## What you need to do
A faithful, word-for-word copy of the data below is required, without pictures.

## Supplied material
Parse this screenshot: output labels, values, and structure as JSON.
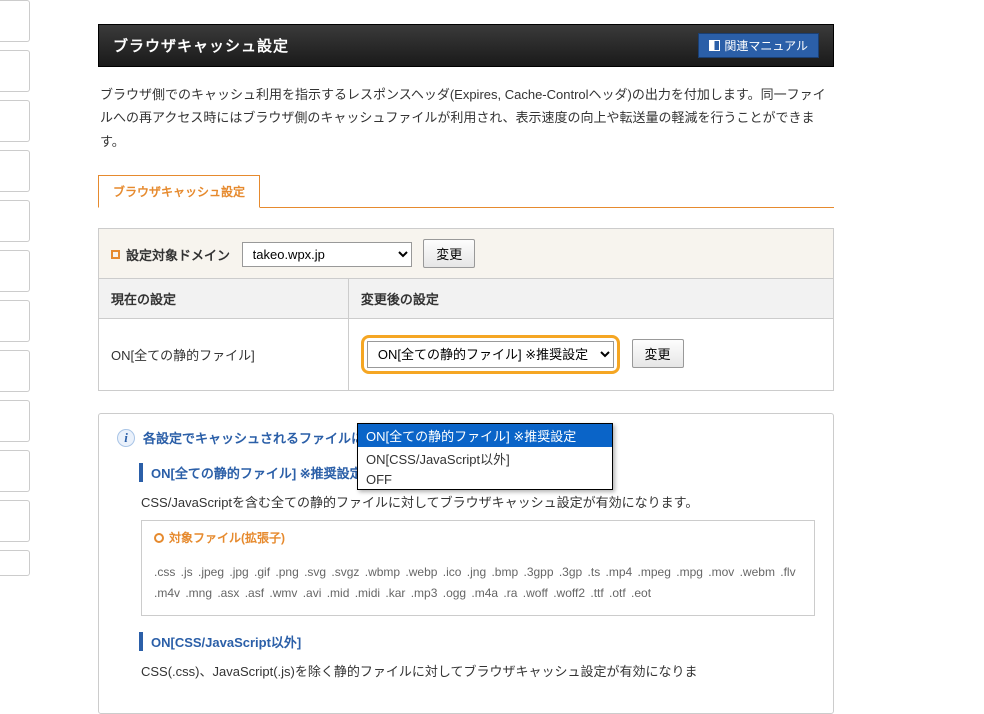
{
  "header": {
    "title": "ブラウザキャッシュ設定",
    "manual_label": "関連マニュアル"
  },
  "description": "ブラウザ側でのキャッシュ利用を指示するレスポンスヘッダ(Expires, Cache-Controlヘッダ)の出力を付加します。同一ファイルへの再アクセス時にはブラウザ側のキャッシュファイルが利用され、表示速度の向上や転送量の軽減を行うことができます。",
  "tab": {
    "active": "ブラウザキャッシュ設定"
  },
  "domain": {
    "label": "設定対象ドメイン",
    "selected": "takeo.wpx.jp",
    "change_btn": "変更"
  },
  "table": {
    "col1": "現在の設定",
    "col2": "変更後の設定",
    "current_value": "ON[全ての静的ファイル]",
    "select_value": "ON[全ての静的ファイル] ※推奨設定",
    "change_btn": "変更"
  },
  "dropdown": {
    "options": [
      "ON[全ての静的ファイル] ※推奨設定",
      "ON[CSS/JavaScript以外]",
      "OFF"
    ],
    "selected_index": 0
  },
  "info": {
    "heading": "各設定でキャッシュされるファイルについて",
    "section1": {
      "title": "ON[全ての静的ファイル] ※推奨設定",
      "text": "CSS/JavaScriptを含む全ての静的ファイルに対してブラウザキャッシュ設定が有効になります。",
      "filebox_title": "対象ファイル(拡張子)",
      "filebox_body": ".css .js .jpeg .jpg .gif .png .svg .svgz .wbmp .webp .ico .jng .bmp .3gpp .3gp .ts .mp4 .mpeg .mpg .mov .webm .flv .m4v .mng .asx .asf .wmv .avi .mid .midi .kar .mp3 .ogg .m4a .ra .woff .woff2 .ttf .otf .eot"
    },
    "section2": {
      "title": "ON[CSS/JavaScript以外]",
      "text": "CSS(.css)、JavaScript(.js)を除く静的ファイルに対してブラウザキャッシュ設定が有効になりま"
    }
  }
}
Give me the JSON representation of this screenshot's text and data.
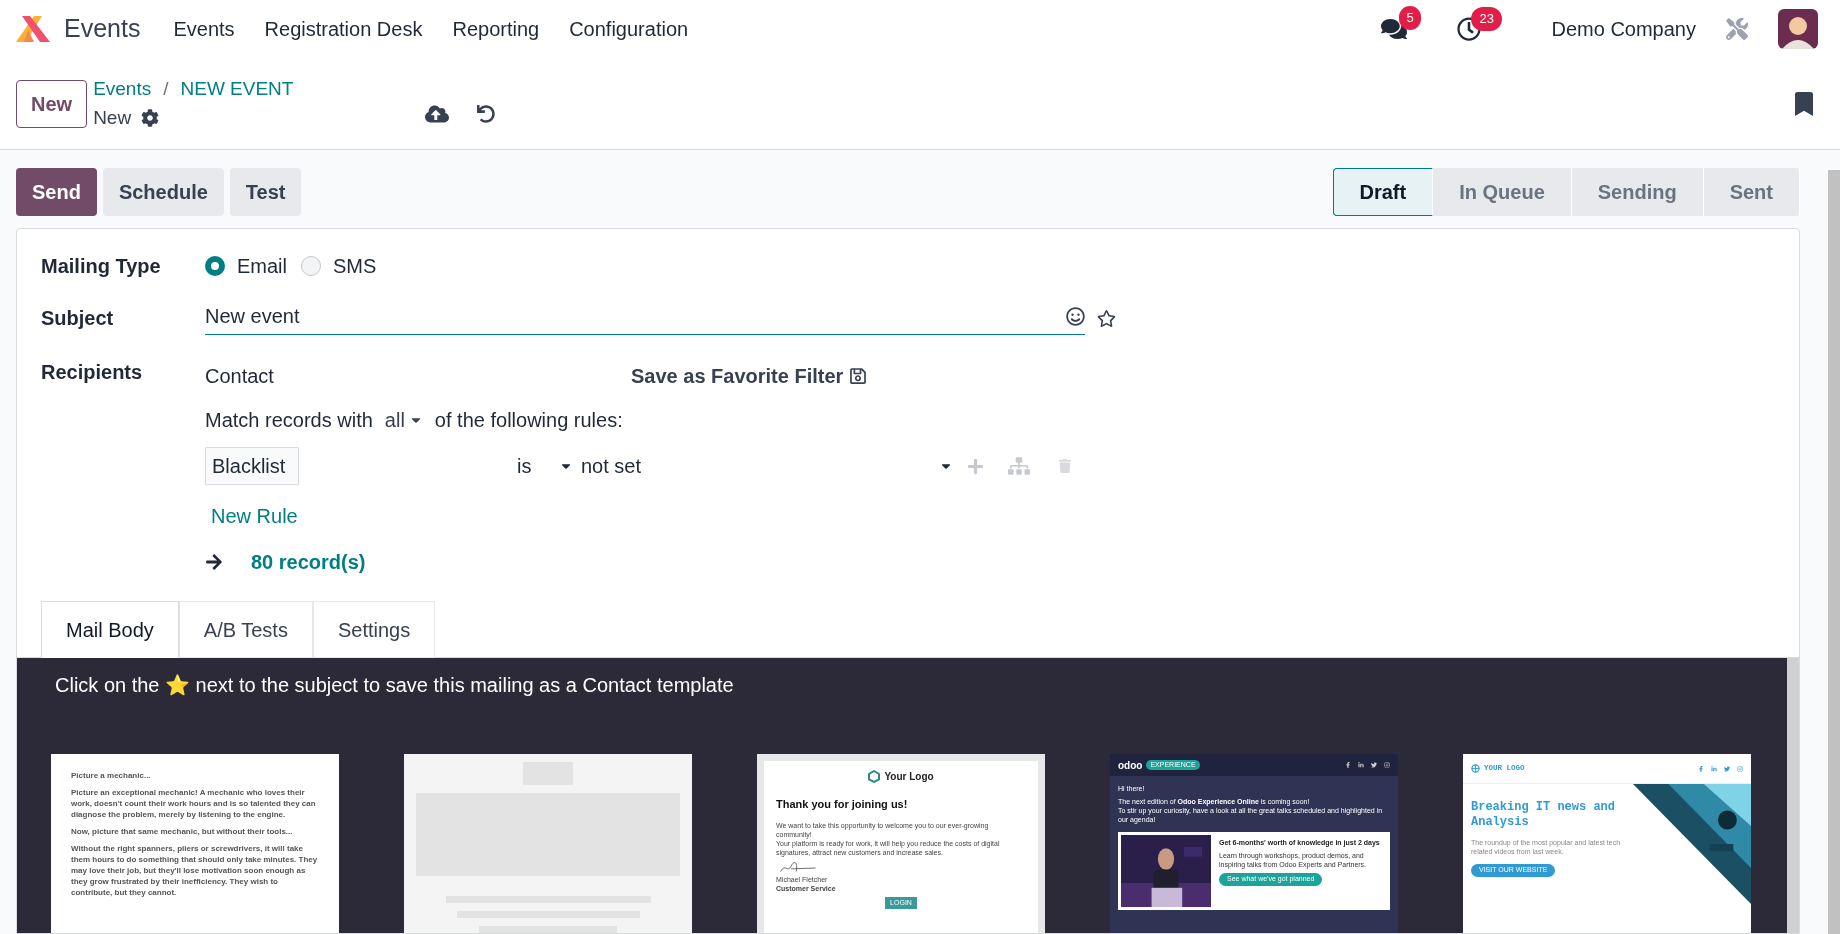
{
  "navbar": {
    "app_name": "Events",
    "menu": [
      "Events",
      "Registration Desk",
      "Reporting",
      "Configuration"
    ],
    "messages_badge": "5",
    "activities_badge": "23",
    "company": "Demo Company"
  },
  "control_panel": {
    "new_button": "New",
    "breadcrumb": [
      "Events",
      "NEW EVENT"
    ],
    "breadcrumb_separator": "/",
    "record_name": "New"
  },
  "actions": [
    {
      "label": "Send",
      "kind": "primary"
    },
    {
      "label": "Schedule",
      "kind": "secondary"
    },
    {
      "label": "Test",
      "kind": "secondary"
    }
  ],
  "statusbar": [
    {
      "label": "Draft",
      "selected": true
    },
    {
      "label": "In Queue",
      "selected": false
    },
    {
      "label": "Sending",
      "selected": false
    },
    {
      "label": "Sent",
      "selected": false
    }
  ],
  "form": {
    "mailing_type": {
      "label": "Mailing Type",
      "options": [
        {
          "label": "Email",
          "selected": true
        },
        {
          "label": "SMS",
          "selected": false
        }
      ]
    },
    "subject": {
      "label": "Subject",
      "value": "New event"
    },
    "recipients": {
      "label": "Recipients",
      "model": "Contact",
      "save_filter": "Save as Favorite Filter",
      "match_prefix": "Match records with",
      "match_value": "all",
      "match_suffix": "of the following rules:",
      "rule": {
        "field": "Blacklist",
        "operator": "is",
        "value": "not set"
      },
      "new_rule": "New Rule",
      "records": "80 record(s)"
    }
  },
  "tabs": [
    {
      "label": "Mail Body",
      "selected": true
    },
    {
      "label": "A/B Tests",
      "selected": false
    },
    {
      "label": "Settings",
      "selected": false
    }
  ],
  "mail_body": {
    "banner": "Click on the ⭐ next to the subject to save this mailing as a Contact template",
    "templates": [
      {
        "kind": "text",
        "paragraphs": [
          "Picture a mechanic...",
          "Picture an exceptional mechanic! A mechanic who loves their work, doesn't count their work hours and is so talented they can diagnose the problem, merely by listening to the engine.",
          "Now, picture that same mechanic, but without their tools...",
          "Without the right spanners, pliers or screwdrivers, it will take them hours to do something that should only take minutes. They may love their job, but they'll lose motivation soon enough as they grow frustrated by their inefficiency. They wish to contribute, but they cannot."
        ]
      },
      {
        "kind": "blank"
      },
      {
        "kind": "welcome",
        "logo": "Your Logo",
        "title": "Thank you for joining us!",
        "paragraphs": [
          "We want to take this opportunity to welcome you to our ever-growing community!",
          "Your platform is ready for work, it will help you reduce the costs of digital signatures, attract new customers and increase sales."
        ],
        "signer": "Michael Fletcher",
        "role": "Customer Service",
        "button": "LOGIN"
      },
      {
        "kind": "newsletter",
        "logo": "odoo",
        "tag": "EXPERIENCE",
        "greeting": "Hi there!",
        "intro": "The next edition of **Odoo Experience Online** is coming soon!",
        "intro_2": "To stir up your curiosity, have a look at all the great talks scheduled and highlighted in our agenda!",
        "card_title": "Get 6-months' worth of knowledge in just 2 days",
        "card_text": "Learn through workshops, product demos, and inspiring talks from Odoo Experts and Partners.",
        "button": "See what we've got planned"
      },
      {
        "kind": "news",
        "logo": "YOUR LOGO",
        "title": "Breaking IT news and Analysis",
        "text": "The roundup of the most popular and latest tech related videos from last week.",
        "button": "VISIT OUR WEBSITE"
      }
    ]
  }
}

## Result
Parse this screenshot: output labels, values, and structure as JSON.
{
  "header": {
    "title": "ブラウザキャッシュ設定",
    "manual_label": "関連マニュアル"
  },
  "description": "ブラウザ側でのキャッシュ利用を指示するレスポンスヘッダ(Expires, Cache-Controlヘッダ)の出力を付加します。同一ファイルへの再アクセス時にはブラウザ側のキャッシュファイルが利用され、表示速度の向上や転送量の軽減を行うことができます。",
  "tab": {
    "active": "ブラウザキャッシュ設定"
  },
  "domain": {
    "label": "設定対象ドメイン",
    "selected": "takeo.wpx.jp",
    "change_btn": "変更"
  },
  "table": {
    "col1": "現在の設定",
    "col2": "変更後の設定",
    "current_value": "ON[全ての静的ファイル]",
    "select_value": "ON[全ての静的ファイル] ※推奨設定",
    "change_btn": "変更"
  },
  "dropdown": {
    "options": [
      "ON[全ての静的ファイル] ※推奨設定",
      "ON[CSS/JavaScript以外]",
      "OFF"
    ],
    "selected_index": 0
  },
  "info": {
    "heading": "各設定でキャッシュされるファイルについて",
    "section1": {
      "title": "ON[全ての静的ファイル] ※推奨設定",
      "text": "CSS/JavaScriptを含む全ての静的ファイルに対してブラウザキャッシュ設定が有効になります。",
      "filebox_title": "対象ファイル(拡張子)",
      "filebox_body": ".css .js .jpeg .jpg .gif .png .svg .svgz .wbmp .webp .ico .jng .bmp .3gpp .3gp .ts .mp4 .mpeg .mpg .mov .webm .flv .m4v .mng .asx .asf .wmv .avi .mid .midi .kar .mp3 .ogg .m4a .ra .woff .woff2 .ttf .otf .eot"
    },
    "section2": {
      "title": "ON[CSS/JavaScript以外]",
      "text": "CSS(.css)、JavaScript(.js)を除く静的ファイルに対してブラウザキャッシュ設定が有効になりま"
    }
  }
}
Give me the JSON representation of this screenshot's text and data.
{
  "navbar": {
    "app_name": "Events",
    "menu": [
      "Events",
      "Registration Desk",
      "Reporting",
      "Configuration"
    ],
    "messages_badge": "5",
    "activities_badge": "23",
    "company": "Demo Company"
  },
  "control_panel": {
    "new_button": "New",
    "breadcrumb": [
      "Events",
      "NEW EVENT"
    ],
    "breadcrumb_separator": "/",
    "record_name": "New"
  },
  "actions": [
    {
      "label": "Send",
      "kind": "primary"
    },
    {
      "label": "Schedule",
      "kind": "secondary"
    },
    {
      "label": "Test",
      "kind": "secondary"
    }
  ],
  "statusbar": [
    {
      "label": "Draft",
      "selected": true
    },
    {
      "label": "In Queue",
      "selected": false
    },
    {
      "label": "Sending",
      "selected": false
    },
    {
      "label": "Sent",
      "selected": false
    }
  ],
  "form": {
    "mailing_type": {
      "label": "Mailing Type",
      "options": [
        {
          "label": "Email",
          "selected": true
        },
        {
          "label": "SMS",
          "selected": false
        }
      ]
    },
    "subject": {
      "label": "Subject",
      "value": "New event"
    },
    "recipients": {
      "label": "Recipients",
      "model": "Contact",
      "save_filter": "Save as Favorite Filter",
      "match_prefix": "Match records with",
      "match_value": "all",
      "match_suffix": "of the following rules:",
      "rule": {
        "field": "Blacklist",
        "operator": "is",
        "value": "not set"
      },
      "new_rule": "New Rule",
      "records": "80 record(s)"
    }
  },
  "tabs": [
    {
      "label": "Mail Body",
      "selected": true
    },
    {
      "label": "A/B Tests",
      "selected": false
    },
    {
      "label": "Settings",
      "selected": false
    }
  ],
  "mail_body": {
    "banner": "Click on the ⭐ next to the subject to save this mailing as a Contact template",
    "templates": [
      {
        "kind": "text",
        "paragraphs": [
          "Picture a mechanic...",
          "Picture an exceptional mechanic! A mechanic who loves their work, doesn't count their work hours and is so talented they can diagnose the problem, merely by listening to the engine.",
          "Now, picture that same mechanic, but without their tools...",
          "Without the right spanners, pliers or screwdrivers, it will take them hours to do something that should only take minutes. They may love their job, but they'll lose motivation soon enough as they grow frustrated by their inefficiency. They wish to contribute, but they cannot."
        ]
      },
      {
        "kind": "blank"
      },
      {
        "kind": "welcome",
        "logo": "Your Logo",
        "title": "Thank you for joining us!",
        "paragraphs": [
          "We want to take this opportunity to welcome you to our ever-growing community!",
          "Your platform is ready for work, it will help you reduce the costs of digital signatures, attract new customers and increase sales."
        ],
        "signer": "Michael Fletcher",
        "role": "Customer Service",
        "button": "LOGIN"
      },
      {
        "kind": "newsletter",
        "logo": "odoo",
        "tag": "EXPERIENCE",
        "greeting": "Hi there!",
        "intro": "The next edition of **Odoo Experience Online** is coming soon!",
        "intro_2": "To stir up your curiosity, have a look at all the great talks scheduled and highlighted in our agenda!",
        "card_title": "Get 6-months' worth of knowledge in just 2 days",
        "card_text": "Learn through workshops, product demos, and inspiring talks from Odoo Experts and Partners.",
        "button": "See what we've got planned"
      },
      {
        "kind": "news",
        "logo": "YOUR LOGO",
        "title": "Breaking IT news and Analysis",
        "text": "The roundup of the most popular and latest tech related videos from last week.",
        "button": "VISIT OUR WEBSITE"
      }
    ]
  }
}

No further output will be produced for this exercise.